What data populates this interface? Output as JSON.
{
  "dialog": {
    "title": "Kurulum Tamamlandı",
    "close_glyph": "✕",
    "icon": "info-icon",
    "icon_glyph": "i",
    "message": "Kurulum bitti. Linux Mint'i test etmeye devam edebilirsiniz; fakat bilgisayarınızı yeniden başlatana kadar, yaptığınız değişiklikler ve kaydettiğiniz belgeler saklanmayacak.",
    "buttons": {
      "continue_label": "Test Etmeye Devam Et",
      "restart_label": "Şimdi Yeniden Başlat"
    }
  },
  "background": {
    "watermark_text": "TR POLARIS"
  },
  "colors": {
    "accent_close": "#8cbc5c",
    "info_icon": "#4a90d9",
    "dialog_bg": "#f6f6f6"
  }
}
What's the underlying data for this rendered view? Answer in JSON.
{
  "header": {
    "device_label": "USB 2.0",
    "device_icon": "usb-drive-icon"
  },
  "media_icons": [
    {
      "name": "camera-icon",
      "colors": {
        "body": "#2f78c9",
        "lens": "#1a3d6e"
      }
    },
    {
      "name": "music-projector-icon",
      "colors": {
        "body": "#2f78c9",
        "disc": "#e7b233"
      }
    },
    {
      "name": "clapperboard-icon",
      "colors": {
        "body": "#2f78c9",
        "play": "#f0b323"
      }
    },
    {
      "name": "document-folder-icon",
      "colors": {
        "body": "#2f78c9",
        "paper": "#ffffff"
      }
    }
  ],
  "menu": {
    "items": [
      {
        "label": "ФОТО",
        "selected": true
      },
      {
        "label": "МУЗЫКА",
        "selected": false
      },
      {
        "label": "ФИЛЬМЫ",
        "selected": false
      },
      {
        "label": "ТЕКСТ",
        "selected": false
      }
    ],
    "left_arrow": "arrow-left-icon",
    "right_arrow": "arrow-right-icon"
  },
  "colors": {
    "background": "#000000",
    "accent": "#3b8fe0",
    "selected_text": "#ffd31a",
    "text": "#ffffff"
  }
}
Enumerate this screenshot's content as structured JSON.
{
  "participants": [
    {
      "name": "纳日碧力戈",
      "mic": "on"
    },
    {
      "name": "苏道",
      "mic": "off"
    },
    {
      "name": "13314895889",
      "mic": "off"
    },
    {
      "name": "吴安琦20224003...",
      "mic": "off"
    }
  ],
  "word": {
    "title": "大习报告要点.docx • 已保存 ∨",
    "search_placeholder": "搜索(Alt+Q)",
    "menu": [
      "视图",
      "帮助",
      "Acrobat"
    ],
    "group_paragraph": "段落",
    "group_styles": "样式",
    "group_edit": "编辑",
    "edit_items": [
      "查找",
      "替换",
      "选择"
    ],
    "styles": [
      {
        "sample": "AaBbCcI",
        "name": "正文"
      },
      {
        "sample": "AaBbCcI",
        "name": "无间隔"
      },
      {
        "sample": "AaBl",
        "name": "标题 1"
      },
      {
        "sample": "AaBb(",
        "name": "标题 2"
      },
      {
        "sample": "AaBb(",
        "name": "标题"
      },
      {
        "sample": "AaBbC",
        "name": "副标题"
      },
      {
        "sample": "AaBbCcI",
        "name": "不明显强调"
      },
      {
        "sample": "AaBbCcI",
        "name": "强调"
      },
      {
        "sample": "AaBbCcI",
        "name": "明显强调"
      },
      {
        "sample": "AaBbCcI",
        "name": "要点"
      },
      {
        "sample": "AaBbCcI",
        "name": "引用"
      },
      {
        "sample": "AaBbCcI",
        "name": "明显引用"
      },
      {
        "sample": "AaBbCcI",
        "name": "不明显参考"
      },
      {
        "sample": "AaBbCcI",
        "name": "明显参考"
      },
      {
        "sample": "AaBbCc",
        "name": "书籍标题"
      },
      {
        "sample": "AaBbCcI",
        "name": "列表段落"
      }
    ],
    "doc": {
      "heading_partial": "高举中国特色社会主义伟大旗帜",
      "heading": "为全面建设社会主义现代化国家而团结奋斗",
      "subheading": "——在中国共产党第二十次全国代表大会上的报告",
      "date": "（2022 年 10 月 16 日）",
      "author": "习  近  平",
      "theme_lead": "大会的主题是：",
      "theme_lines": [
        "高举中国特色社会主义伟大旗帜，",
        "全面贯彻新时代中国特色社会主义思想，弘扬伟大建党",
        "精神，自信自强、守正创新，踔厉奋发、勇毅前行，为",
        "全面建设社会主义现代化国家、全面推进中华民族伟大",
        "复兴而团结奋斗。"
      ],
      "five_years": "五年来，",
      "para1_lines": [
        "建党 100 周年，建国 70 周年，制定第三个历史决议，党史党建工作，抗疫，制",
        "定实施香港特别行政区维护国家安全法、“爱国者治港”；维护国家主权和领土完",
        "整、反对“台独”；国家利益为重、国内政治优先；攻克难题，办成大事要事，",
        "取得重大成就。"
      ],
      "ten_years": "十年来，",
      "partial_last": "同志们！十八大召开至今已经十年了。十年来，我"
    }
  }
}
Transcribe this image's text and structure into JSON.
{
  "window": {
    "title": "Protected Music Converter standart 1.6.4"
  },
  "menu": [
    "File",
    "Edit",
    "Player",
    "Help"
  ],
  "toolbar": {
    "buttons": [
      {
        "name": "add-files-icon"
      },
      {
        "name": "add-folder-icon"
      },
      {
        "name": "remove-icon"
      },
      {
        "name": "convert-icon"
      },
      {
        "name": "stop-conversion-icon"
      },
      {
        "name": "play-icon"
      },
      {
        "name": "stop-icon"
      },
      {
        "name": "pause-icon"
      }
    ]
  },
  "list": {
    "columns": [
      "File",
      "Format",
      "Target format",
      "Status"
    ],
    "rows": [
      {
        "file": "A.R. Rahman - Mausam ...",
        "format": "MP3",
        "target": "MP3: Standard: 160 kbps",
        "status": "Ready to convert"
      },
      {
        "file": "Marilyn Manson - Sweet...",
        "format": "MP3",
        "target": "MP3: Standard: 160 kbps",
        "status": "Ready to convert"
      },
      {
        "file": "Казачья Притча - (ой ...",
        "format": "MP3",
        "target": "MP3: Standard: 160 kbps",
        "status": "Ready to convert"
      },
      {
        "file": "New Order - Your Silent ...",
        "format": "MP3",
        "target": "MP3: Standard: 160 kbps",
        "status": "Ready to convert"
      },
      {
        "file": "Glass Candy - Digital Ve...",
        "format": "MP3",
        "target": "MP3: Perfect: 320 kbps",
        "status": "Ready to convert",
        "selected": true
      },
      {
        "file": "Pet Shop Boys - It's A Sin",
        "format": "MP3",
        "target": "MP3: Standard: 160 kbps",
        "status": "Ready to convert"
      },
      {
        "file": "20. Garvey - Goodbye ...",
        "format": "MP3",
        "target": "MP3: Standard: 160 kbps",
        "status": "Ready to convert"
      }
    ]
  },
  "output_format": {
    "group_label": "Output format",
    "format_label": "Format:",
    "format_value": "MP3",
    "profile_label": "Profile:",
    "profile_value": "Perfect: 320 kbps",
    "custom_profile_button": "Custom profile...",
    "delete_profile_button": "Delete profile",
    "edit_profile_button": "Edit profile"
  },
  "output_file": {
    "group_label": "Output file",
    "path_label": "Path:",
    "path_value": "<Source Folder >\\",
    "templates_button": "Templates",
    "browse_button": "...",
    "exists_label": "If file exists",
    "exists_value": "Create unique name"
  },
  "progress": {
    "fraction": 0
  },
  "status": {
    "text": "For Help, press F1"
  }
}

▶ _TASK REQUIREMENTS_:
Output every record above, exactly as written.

▶ _EXERCISE RESPONSE_:
What data populates this interface? Output as JSON.
{
  "dialog": {
    "title": "Kurulum Tamamlandı",
    "close_glyph": "✕",
    "icon": "info-icon",
    "icon_glyph": "i",
    "message": "Kurulum bitti. Linux Mint'i test etmeye devam edebilirsiniz; fakat bilgisayarınızı yeniden başlatana kadar, yaptığınız değişiklikler ve kaydettiğiniz belgeler saklanmayacak.",
    "buttons": {
      "continue_label": "Test Etmeye Devam Et",
      "restart_label": "Şimdi Yeniden Başlat"
    }
  },
  "background": {
    "watermark_text": "TR POLARIS"
  },
  "colors": {
    "accent_close": "#8cbc5c",
    "info_icon": "#4a90d9",
    "dialog_bg": "#f6f6f6"
  }
}
What's the underlying data for this rendered view? Answer in JSON.
{
  "header": {
    "device_label": "USB 2.0",
    "device_icon": "usb-drive-icon"
  },
  "media_icons": [
    {
      "name": "camera-icon",
      "colors": {
        "body": "#2f78c9",
        "lens": "#1a3d6e"
      }
    },
    {
      "name": "music-projector-icon",
      "colors": {
        "body": "#2f78c9",
        "disc": "#e7b233"
      }
    },
    {
      "name": "clapperboard-icon",
      "colors": {
        "body": "#2f78c9",
        "play": "#f0b323"
      }
    },
    {
      "name": "document-folder-icon",
      "colors": {
        "body": "#2f78c9",
        "paper": "#ffffff"
      }
    }
  ],
  "menu": {
    "items": [
      {
        "label": "ФОТО",
        "selected": true
      },
      {
        "label": "МУЗЫКА",
        "selected": false
      },
      {
        "label": "ФИЛЬМЫ",
        "selected": false
      },
      {
        "label": "ТЕКСТ",
        "selected": false
      }
    ],
    "left_arrow": "arrow-left-icon",
    "right_arrow": "arrow-right-icon"
  },
  "colors": {
    "background": "#000000",
    "accent": "#3b8fe0",
    "selected_text": "#ffd31a",
    "text": "#ffffff"
  }
}
Enumerate this screenshot's content as structured JSON.
{
  "participants": [
    {
      "name": "纳日碧力戈",
      "mic": "on"
    },
    {
      "name": "苏道",
      "mic": "off"
    },
    {
      "name": "13314895889",
      "mic": "off"
    },
    {
      "name": "吴安琦20224003...",
      "mic": "off"
    }
  ],
  "word": {
    "title": "大习报告要点.docx • 已保存 ∨",
    "search_placeholder": "搜索(Alt+Q)",
    "menu": [
      "视图",
      "帮助",
      "Acrobat"
    ],
    "group_paragraph": "段落",
    "group_styles": "样式",
    "group_edit": "编辑",
    "edit_items": [
      "查找",
      "替换",
      "选择"
    ],
    "styles": [
      {
        "sample": "AaBbCcI",
        "name": "正文"
      },
      {
        "sample": "AaBbCcI",
        "name": "无间隔"
      },
      {
        "sample": "AaBl",
        "name": "标题 1"
      },
      {
        "sample": "AaBb(",
        "name": "标题 2"
      },
      {
        "sample": "AaBb(",
        "name": "标题"
      },
      {
        "sample": "AaBbC",
        "name": "副标题"
      },
      {
        "sample": "AaBbCcI",
        "name": "不明显强调"
      },
      {
        "sample": "AaBbCcI",
        "name": "强调"
      },
      {
        "sample": "AaBbCcI",
        "name": "明显强调"
      },
      {
        "sample": "AaBbCcI",
        "name": "要点"
      },
      {
        "sample": "AaBbCcI",
        "name": "引用"
      },
      {
        "sample": "AaBbCcI",
        "name": "明显引用"
      },
      {
        "sample": "AaBbCcI",
        "name": "不明显参考"
      },
      {
        "sample": "AaBbCcI",
        "name": "明显参考"
      },
      {
        "sample": "AaBbCc",
        "name": "书籍标题"
      },
      {
        "sample": "AaBbCcI",
        "name": "列表段落"
      }
    ],
    "doc": {
      "heading_partial": "高举中国特色社会主义伟大旗帜",
      "heading": "为全面建设社会主义现代化国家而团结奋斗",
      "subheading": "——在中国共产党第二十次全国代表大会上的报告",
      "date": "（2022 年 10 月 16 日）",
      "author": "习  近  平",
      "theme_lead": "大会的主题是：",
      "theme_lines": [
        "高举中国特色社会主义伟大旗帜，",
        "全面贯彻新时代中国特色社会主义思想，弘扬伟大建党",
        "精神，自信自强、守正创新，踔厉奋发、勇毅前行，为",
        "全面建设社会主义现代化国家、全面推进中华民族伟大",
        "复兴而团结奋斗。"
      ],
      "five_years": "五年来，",
      "para1_lines": [
        "建党 100 周年，建国 70 周年，制定第三个历史决议，党史党建工作，抗疫，制",
        "定实施香港特别行政区维护国家安全法、“爱国者治港”；维护国家主权和领土完",
        "整、反对“台独”；国家利益为重、国内政治优先；攻克难题，办成大事要事，",
        "取得重大成就。"
      ],
      "ten_years": "十年来，",
      "partial_last": "同志们！十八大召开至今已经十年了。十年来，我"
    }
  }
}
Transcribe this image's text and structure into JSON.
{
  "window": {
    "title": "Protected Music Converter standart 1.6.4"
  },
  "menu": [
    "File",
    "Edit",
    "Player",
    "Help"
  ],
  "toolbar": {
    "buttons": [
      {
        "name": "add-files-icon"
      },
      {
        "name": "add-folder-icon"
      },
      {
        "name": "remove-icon"
      },
      {
        "name": "convert-icon"
      },
      {
        "name": "stop-conversion-icon"
      },
      {
        "name": "play-icon"
      },
      {
        "name": "stop-icon"
      },
      {
        "name": "pause-icon"
      }
    ]
  },
  "list": {
    "columns": [
      "File",
      "Format",
      "Target format",
      "Status"
    ],
    "rows": [
      {
        "file": "A.R. Rahman - Mausam ...",
        "format": "MP3",
        "target": "MP3: Standard: 160 kbps",
        "status": "Ready to convert"
      },
      {
        "file": "Marilyn Manson - Sweet...",
        "format": "MP3",
        "target": "MP3: Standard: 160 kbps",
        "status": "Ready to convert"
      },
      {
        "file": "Казачья Притча - (ой ...",
        "format": "MP3",
        "target": "MP3: Standard: 160 kbps",
        "status": "Ready to convert"
      },
      {
        "file": "New Order - Your Silent ...",
        "format": "MP3",
        "target": "MP3: Standard: 160 kbps",
        "status": "Ready to convert"
      },
      {
        "file": "Glass Candy - Digital Ve...",
        "format": "MP3",
        "target": "MP3: Perfect: 320 kbps",
        "status": "Ready to convert",
        "selected": true
      },
      {
        "file": "Pet Shop Boys - It's A Sin",
        "format": "MP3",
        "target": "MP3: Standard: 160 kbps",
        "status": "Ready to convert"
      },
      {
        "file": "20. Garvey - Goodbye ...",
        "format": "MP3",
        "target": "MP3: Standard: 160 kbps",
        "status": "Ready to convert"
      }
    ]
  },
  "output_format": {
    "group_label": "Output format",
    "format_label": "Format:",
    "format_value": "MP3",
    "profile_label": "Profile:",
    "profile_value": "Perfect: 320 kbps",
    "custom_profile_button": "Custom profile...",
    "delete_profile_button": "Delete profile",
    "edit_profile_button": "Edit profile"
  },
  "output_file": {
    "group_label": "Output file",
    "path_label": "Path:",
    "path_value": "<Source Folder >\\",
    "templates_button": "Templates",
    "browse_button": "...",
    "exists_label": "If file exists",
    "exists_value": "Create unique name"
  },
  "progress": {
    "fraction": 0
  },
  "status": {
    "text": "For Help, press F1"
  }
}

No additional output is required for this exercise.